(Web page and app entries)
==================================================

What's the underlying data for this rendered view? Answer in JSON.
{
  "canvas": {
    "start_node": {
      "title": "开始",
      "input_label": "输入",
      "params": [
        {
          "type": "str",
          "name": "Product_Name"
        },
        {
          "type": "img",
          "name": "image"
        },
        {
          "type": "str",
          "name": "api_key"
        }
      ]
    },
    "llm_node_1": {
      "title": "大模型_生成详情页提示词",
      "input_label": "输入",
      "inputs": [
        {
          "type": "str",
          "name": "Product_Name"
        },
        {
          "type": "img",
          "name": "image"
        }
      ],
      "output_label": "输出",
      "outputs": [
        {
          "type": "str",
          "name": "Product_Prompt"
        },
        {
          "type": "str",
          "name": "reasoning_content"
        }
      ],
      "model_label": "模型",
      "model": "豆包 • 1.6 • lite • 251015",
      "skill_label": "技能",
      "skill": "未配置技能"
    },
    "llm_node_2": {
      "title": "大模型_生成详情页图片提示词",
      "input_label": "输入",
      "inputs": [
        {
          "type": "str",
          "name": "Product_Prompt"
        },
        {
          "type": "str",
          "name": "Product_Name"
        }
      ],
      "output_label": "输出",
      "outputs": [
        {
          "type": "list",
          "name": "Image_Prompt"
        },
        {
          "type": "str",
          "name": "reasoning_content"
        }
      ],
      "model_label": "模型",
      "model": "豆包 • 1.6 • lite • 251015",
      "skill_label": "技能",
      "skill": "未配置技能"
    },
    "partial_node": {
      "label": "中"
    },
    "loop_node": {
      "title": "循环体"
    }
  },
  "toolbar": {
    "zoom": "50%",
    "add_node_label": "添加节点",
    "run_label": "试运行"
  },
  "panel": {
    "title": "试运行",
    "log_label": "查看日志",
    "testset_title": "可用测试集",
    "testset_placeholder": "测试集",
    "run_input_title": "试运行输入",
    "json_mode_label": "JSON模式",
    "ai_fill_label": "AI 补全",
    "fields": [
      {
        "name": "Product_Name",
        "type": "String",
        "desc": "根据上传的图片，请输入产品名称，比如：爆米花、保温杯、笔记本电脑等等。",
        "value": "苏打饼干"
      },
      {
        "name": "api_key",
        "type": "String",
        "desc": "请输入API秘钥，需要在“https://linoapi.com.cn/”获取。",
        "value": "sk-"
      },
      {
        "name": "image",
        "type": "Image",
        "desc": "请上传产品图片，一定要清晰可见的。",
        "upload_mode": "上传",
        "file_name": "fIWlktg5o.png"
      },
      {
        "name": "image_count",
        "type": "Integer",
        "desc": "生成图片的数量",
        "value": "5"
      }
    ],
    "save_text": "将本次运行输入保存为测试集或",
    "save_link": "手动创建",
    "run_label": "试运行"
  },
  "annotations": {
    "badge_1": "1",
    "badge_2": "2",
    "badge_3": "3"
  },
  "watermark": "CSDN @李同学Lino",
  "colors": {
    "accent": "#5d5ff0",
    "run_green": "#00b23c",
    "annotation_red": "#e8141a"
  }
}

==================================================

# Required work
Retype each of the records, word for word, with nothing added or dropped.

# Exercise answer
What's the underlying data for this rendered view? Answer in JSON.
{
  "canvas": {
    "start_node": {
      "title": "开始",
      "input_label": "输入",
      "params": [
        {
          "type": "str",
          "name": "Product_Name"
        },
        {
          "type": "img",
          "name": "image"
        },
        {
          "type": "str",
          "name": "api_key"
        }
      ]
    },
    "llm_node_1": {
      "title": "大模型_生成详情页提示词",
      "input_label": "输入",
      "inputs": [
        {
          "type": "str",
          "name": "Product_Name"
        },
        {
          "type": "img",
          "name": "image"
        }
      ],
      "output_label": "输出",
      "outputs": [
        {
          "type": "str",
          "name": "Product_Prompt"
        },
        {
          "type": "str",
          "name": "reasoning_content"
        }
      ],
      "model_label": "模型",
      "model": "豆包 • 1.6 • lite • 251015",
      "skill_label": "技能",
      "skill": "未配置技能"
    },
    "llm_node_2": {
      "title": "大模型_生成详情页图片提示词",
      "input_label": "输入",
      "inputs": [
        {
          "type": "str",
          "name": "Product_Prompt"
        },
        {
          "type": "str",
          "name": "Product_Name"
        }
      ],
      "output_label": "输出",
      "outputs": [
        {
          "type": "list",
          "name": "Image_Prompt"
        },
        {
          "type": "str",
          "name": "reasoning_content"
        }
      ],
      "model_label": "模型",
      "model": "豆包 • 1.6 • lite • 251015",
      "skill_label": "技能",
      "skill": "未配置技能"
    },
    "partial_node": {
      "label": "中"
    },
    "loop_node": {
      "title": "循环体"
    }
  },
  "toolbar": {
    "zoom": "50%",
    "add_node_label": "添加节点",
    "run_label": "试运行"
  },
  "panel": {
    "title": "试运行",
    "log_label": "查看日志",
    "testset_title": "可用测试集",
    "testset_placeholder": "测试集",
    "run_input_title": "试运行输入",
    "json_mode_label": "JSON模式",
    "ai_fill_label": "AI 补全",
    "fields": [
      {
        "name": "Product_Name",
        "type": "String",
        "desc": "根据上传的图片，请输入产品名称，比如：爆米花、保温杯、笔记本电脑等等。",
        "value": "苏打饼干"
      },
      {
        "name": "api_key",
        "type": "String",
        "desc": "请输入API秘钥，需要在“https://linoapi.com.cn/”获取。",
        "value": "sk-"
      },
      {
        "name": "image",
        "type": "Image",
        "desc": "请上传产品图片，一定要清晰可见的。",
        "upload_mode": "上传",
        "file_name": "fIWlktg5o.png"
      },
      {
        "name": "image_count",
        "type": "Integer",
        "desc": "生成图片的数量",
        "value": "5"
      }
    ],
    "save_text": "将本次运行输入保存为测试集或",
    "save_link": "手动创建",
    "run_label": "试运行"
  },
  "annotations": {
    "badge_1": "1",
    "badge_2": "2",
    "badge_3": "3"
  },
  "watermark": "CSDN @李同学Lino",
  "colors": {
    "accent": "#5d5ff0",
    "run_green": "#00b23c",
    "annotation_red": "#e8141a"
  }
}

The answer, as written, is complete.